Unlocking the Secret Pleasures of Menopause
Physician-author Christiane Northrup tells women that midlife can be a good thing, especially for those who boost their nitric oxide and foster their sexuality.
Northrup's Rewiring Plan
Northrup gives plenty of commonsense suggestions on how to find the secret pleasures of menopause, the kind of stuff everyone has heard before -- eat a balanced diet, take supplements to get enough vitamins, find a workout you enjoy and stick with it, reduce stress.
But the new message is the importance of maintaining -- even expanding -- sexuality. Out goes the idea that a woman in her 50s and 60s and beyond can't be sexy -- or have plenty of sex. For the doubtful, she offers ideas on how to go from feeling frumpy to sensual first by changing your mind-set. Among the suggestions:
- Buy great underwear, even if you're without a partner. Quiet the voice that says, "But no one but me will see it."
- Redefine yourself. (If your grown-up kids balk or snicker, ignore them.) After she got divorced at midlife, she jazzed up her wardrobe with a bit of leopard print, which her youngest daughter initially balked at -- a reaction Northrup ignored.
- Learn to love yourself. Buy yourself flowers every week. Get a massage. Or offer to trade foot rubs or massages with your partner.
- Get to know yourself up close and personal. In a section subtitled "To Know Thy Clitoris Is to Love Thy Clitoris," Northrup talks about how to explore and find out what specific area of the clitoris is most a turn-on for you. (Hint: she says to try your 1 o'clock position, as you look down).
- Rewire negative thoughts. Instead of "Ugh, my thighs are heavy," Northrup suggests focusing on more positive facts about them, like they are soft and smooth and your partner likes to caress them.
Sex after menopause can be the best ever, Northrup insists. She offers her "7 secret keys that will open the door to wonderful sexuality and sensuality after menopause."
Among them: she advises women to explore their own pleasure, learn to turn themselves on, release negativity, and live in a way that motivates others to be at their best and their healthiest.
"The advice is good," says Wulf Utian, MD, PhD, a consultant in women's health for the Cleveland Clinic in Ohio and executive director of the North American Menopause Society, who tells WebMD he is not speaking on behalf of either organization, rather offering his own opinion.
But whether nitric oxide can be given all the credit, he is not so sure. "We know nitric oxide is extremely important in bodily functions," he says. "The advice [in the book] is good, but there is nothing new about the advice. She is trying to add a scientific hook."
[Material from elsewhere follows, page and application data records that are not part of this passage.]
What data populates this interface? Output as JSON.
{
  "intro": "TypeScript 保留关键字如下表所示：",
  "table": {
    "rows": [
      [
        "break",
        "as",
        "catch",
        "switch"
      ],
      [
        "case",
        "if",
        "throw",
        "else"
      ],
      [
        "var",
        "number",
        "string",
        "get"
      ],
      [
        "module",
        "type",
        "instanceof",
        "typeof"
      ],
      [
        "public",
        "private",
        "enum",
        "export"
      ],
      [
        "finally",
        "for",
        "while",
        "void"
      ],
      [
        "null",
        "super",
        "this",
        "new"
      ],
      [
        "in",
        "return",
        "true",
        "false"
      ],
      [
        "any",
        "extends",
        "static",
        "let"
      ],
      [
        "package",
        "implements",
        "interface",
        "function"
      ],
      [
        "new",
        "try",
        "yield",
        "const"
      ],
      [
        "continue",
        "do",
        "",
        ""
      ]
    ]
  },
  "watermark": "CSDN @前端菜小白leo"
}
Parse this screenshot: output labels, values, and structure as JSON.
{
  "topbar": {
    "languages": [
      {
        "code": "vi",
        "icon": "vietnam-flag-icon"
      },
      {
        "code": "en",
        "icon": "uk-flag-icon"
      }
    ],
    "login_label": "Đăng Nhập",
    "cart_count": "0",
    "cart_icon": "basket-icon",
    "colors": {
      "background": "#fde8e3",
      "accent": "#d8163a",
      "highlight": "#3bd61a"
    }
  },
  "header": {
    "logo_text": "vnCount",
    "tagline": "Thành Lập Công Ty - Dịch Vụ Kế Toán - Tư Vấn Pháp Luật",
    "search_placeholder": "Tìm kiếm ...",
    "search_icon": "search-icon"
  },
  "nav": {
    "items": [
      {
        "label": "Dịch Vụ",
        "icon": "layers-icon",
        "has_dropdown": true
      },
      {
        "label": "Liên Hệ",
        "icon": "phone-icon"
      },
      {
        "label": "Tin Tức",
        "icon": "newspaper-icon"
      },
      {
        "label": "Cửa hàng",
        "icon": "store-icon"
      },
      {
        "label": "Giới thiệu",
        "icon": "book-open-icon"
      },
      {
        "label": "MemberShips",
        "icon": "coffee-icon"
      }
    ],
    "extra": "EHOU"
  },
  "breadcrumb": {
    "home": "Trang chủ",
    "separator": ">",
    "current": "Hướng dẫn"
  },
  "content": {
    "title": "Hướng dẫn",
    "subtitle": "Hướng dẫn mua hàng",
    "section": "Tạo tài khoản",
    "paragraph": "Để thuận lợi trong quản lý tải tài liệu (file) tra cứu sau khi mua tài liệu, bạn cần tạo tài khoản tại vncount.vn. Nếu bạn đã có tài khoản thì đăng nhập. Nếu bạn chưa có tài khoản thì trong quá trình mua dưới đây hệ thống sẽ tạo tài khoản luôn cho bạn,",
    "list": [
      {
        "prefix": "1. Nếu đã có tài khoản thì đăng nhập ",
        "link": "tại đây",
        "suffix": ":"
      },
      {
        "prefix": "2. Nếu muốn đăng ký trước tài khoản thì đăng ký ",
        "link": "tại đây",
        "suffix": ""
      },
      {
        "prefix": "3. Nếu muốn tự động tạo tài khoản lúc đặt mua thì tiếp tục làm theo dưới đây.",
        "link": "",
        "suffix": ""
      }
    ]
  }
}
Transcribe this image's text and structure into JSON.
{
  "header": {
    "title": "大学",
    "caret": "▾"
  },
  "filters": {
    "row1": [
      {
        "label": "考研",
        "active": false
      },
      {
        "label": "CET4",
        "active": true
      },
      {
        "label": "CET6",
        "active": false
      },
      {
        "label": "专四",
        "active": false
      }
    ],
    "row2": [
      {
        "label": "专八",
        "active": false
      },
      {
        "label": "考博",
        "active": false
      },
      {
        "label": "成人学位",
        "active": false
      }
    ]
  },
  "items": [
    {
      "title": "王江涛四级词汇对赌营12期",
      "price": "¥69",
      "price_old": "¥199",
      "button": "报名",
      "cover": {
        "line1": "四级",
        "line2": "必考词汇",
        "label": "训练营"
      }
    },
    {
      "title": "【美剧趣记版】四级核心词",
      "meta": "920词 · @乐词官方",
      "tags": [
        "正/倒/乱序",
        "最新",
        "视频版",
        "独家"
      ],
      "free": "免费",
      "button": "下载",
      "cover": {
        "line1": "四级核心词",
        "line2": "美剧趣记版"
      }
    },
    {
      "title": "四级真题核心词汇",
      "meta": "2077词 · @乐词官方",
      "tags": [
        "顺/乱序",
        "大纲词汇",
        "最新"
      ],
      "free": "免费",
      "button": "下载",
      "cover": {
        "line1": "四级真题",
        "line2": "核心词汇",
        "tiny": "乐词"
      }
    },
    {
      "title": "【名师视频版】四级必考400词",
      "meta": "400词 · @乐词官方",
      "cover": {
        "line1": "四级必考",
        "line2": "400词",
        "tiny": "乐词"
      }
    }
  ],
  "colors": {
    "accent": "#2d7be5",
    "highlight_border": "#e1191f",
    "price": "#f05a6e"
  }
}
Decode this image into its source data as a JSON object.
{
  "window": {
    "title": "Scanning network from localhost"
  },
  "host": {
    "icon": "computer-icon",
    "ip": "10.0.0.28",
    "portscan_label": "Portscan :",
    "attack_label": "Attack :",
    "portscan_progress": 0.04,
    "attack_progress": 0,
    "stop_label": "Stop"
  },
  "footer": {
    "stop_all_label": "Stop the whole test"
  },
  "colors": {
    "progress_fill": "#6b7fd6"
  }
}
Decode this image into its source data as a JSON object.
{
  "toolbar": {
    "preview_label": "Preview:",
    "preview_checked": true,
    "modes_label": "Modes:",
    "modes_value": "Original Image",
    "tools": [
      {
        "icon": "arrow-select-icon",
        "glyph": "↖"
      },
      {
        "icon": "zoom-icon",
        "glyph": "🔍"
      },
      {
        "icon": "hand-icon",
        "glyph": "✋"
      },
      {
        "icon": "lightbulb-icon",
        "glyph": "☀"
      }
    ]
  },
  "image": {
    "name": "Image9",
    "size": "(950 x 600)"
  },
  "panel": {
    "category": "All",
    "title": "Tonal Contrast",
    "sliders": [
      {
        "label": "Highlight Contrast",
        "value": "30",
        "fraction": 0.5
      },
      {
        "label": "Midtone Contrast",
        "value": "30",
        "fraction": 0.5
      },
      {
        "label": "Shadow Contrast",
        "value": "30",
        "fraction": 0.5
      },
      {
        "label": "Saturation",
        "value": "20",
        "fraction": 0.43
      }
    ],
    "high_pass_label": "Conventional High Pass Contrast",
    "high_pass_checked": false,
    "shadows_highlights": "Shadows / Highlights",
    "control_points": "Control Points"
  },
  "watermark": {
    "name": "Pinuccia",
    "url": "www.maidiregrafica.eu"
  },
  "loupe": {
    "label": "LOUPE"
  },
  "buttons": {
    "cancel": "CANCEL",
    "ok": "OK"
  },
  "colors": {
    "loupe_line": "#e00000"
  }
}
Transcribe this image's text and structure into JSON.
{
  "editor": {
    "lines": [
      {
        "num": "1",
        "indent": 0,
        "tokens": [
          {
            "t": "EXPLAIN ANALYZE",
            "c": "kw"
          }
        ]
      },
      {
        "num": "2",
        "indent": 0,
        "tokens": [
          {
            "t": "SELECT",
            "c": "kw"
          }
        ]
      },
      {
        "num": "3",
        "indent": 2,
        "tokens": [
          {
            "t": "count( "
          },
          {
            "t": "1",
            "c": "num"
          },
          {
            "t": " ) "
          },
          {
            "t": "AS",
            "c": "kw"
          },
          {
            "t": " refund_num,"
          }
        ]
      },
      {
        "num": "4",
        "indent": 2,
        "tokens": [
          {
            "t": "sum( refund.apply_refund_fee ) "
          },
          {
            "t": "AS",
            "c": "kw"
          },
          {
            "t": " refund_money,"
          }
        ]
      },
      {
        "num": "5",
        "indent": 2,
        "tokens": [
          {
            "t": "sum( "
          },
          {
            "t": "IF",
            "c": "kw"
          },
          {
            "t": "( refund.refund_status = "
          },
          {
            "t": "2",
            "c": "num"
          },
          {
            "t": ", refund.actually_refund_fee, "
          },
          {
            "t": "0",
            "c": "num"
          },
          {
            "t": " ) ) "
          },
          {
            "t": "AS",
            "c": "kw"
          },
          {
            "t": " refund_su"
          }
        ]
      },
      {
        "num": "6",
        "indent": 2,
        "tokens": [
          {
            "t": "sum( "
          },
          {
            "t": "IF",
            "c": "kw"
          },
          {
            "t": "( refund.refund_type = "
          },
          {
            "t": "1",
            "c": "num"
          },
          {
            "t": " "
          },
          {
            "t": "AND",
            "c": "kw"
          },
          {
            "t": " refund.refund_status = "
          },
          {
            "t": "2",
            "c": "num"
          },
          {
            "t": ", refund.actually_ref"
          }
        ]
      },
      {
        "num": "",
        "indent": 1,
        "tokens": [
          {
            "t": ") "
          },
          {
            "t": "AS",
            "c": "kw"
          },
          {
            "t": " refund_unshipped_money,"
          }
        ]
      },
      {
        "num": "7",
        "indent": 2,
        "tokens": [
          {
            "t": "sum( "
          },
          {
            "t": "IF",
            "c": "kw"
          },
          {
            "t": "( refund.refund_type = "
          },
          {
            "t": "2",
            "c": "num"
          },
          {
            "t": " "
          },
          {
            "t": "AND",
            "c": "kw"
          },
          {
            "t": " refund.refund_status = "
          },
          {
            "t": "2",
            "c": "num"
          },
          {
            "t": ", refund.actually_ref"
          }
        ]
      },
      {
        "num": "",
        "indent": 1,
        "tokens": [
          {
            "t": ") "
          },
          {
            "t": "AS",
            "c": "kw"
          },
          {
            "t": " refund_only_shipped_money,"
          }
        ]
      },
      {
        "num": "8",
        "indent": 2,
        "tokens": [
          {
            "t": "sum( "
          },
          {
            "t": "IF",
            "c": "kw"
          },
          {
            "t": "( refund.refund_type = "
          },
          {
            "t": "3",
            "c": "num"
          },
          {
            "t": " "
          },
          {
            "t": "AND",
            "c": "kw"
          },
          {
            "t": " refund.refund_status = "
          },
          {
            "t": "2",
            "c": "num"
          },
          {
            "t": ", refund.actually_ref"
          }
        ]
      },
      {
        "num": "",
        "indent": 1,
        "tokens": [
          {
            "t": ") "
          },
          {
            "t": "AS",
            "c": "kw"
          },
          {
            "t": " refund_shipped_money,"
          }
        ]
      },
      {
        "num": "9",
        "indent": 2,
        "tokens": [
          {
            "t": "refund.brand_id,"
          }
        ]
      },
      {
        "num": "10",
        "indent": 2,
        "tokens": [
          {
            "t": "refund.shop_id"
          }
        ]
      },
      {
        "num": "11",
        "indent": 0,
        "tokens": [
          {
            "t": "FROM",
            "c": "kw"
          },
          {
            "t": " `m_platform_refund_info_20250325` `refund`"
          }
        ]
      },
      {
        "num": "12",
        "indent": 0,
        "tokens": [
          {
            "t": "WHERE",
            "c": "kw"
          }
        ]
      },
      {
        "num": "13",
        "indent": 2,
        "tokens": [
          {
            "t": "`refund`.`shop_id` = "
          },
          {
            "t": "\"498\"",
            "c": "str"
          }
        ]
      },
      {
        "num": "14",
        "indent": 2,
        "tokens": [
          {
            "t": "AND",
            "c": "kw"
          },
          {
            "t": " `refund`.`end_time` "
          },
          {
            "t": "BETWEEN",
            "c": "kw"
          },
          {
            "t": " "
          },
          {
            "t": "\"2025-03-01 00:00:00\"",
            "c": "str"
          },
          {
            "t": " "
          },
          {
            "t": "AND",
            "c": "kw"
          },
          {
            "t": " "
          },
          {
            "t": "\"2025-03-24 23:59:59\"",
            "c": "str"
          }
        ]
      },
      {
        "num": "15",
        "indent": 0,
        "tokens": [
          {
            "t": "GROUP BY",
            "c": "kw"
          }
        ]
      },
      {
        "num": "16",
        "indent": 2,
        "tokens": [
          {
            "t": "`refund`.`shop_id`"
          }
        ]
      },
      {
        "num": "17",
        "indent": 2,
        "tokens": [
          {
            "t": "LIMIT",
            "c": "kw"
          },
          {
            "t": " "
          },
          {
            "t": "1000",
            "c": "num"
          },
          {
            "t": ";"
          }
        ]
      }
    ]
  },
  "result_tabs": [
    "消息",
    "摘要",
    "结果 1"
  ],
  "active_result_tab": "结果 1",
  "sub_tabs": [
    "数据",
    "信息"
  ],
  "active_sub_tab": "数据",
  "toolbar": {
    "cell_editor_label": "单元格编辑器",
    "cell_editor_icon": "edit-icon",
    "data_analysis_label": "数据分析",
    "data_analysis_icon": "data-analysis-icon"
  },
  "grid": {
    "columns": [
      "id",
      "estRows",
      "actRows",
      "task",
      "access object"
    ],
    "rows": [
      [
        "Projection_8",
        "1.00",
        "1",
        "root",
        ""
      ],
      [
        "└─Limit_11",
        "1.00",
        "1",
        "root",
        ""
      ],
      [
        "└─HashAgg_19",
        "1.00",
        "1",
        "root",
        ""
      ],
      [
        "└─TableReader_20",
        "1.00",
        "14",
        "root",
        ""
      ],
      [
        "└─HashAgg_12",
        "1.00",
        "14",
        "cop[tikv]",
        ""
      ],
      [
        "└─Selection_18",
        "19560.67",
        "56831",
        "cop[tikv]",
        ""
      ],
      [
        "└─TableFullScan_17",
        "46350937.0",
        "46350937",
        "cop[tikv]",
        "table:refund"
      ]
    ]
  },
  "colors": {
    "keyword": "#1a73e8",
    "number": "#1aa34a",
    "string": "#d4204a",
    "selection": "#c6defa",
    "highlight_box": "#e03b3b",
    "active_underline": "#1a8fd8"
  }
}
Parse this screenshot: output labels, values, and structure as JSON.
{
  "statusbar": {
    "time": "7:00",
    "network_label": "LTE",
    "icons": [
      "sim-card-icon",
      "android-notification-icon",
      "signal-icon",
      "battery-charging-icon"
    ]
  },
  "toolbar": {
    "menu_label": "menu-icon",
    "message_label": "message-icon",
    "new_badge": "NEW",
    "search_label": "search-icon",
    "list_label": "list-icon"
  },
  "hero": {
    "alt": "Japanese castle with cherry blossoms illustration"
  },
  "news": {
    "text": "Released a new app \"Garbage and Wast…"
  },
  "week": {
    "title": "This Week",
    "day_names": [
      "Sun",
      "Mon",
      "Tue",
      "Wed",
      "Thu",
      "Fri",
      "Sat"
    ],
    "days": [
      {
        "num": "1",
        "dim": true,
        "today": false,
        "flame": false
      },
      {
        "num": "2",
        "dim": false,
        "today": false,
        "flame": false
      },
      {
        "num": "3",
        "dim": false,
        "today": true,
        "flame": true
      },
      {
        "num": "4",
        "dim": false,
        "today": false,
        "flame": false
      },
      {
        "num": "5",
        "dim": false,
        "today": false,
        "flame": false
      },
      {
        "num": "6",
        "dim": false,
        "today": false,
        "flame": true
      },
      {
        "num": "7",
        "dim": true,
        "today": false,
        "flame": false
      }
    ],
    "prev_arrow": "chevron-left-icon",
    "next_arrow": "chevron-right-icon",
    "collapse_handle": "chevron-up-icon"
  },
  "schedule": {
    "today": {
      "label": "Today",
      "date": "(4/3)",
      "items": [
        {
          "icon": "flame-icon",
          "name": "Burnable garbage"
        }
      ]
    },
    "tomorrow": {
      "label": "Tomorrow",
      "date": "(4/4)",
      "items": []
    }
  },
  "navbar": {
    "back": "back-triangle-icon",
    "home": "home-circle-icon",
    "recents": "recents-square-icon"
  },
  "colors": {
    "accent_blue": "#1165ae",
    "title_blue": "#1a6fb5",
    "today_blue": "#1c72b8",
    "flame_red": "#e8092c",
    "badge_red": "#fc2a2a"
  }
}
"If her book is successful at getting people to develop a positive attitude and improve their quality of life, than I say more power to her," he says. But he says research on nitric oxide has a ways to go before proving that it is as important to well being as Northrup contends.
For most women, feeling better about menopause may be enough, he says. How it happens is probably irrelevant.